None of the commenter's were at all unemotional about their money and each made an unsaid comment about who they really are. Although it may seem I am mocking these people, my intent is not to attack them, but to point out that there is underlying emotional baggage that each attaches to money.
Money is a symbol of energy and it not good nor bad, positive nor negative. It is impartial. It is only the significance that we attach to it that creates any meaning. Abundance is never a factor of how much money one has, it is a factor of how one feels about the money one has.
So before you make a savings plan, decide to spend lavishly on shoes, attack others for spending their money or blasting Walmart, it might be worthwhile to think about your attitude about money.
- What were you taught as a child about money? That it's evil or good? That corporations are greedy or that rich people are bad? We tend to carry our early life teachings through our lives without ever examining them
- Do you have fears about not having enough or having too much money? What is the basis of these fears? Is it rational or based on some underlying emotional conflict that you haven't resolved?
- Why are you spending money? Are you trying to make yourself feel better about some other part of your life that is unfulfilled?
- Can money be used for good? Is it possible that by creating wealth you will be helping others?
There are other questions you can think of as well. Try to do some reading about money. Books by Ayn Rand, Milton Friedman (Free to Chose), Adam Smith, or Joseph Schumpeter may broaden your outlook on money.
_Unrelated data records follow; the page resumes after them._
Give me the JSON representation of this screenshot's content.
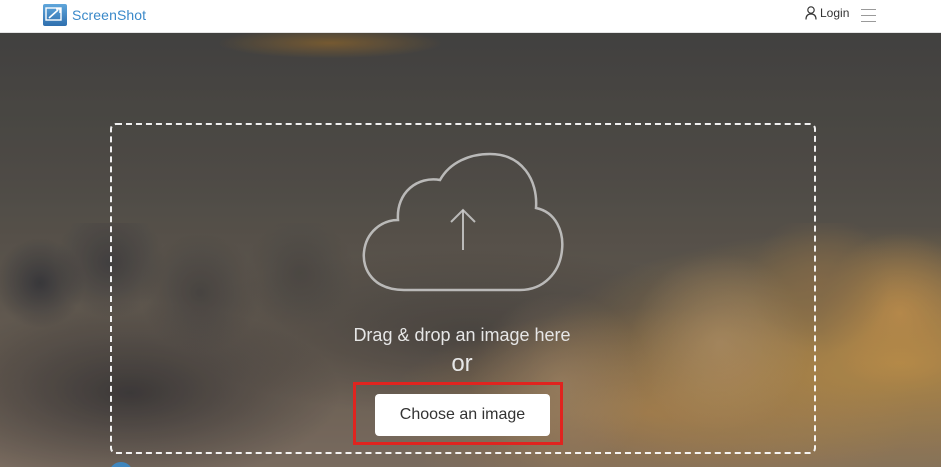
{
  "header": {
    "logo_text": "ScreenShot",
    "logo_icon": "screenshot-logo-icon",
    "login_label": "Login",
    "login_icon": "user-icon",
    "menu_icon": "hamburger-menu-icon"
  },
  "upload": {
    "icon": "cloud-upload-icon",
    "drag_text": "Drag & drop an image here",
    "or_text": "or",
    "choose_button": "Choose an image"
  },
  "colors": {
    "brand": "#3a89c9",
    "highlight": "#e0241f",
    "dropzone_border": "#ffffff"
  }
}
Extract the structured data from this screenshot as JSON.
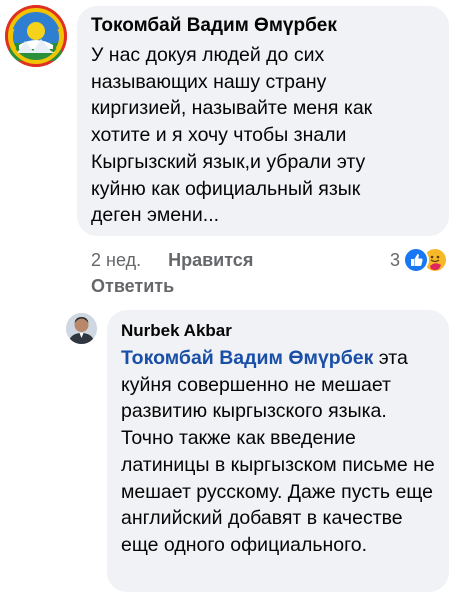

My favorite book is Unlimited Wealth by Paul Zane Pilzer.
When you truly understand yourself and really understand the role of money, then you will not be caught up in mindless spending, hoarding or jealousy about money that dominates society. Money will just be a game that you play.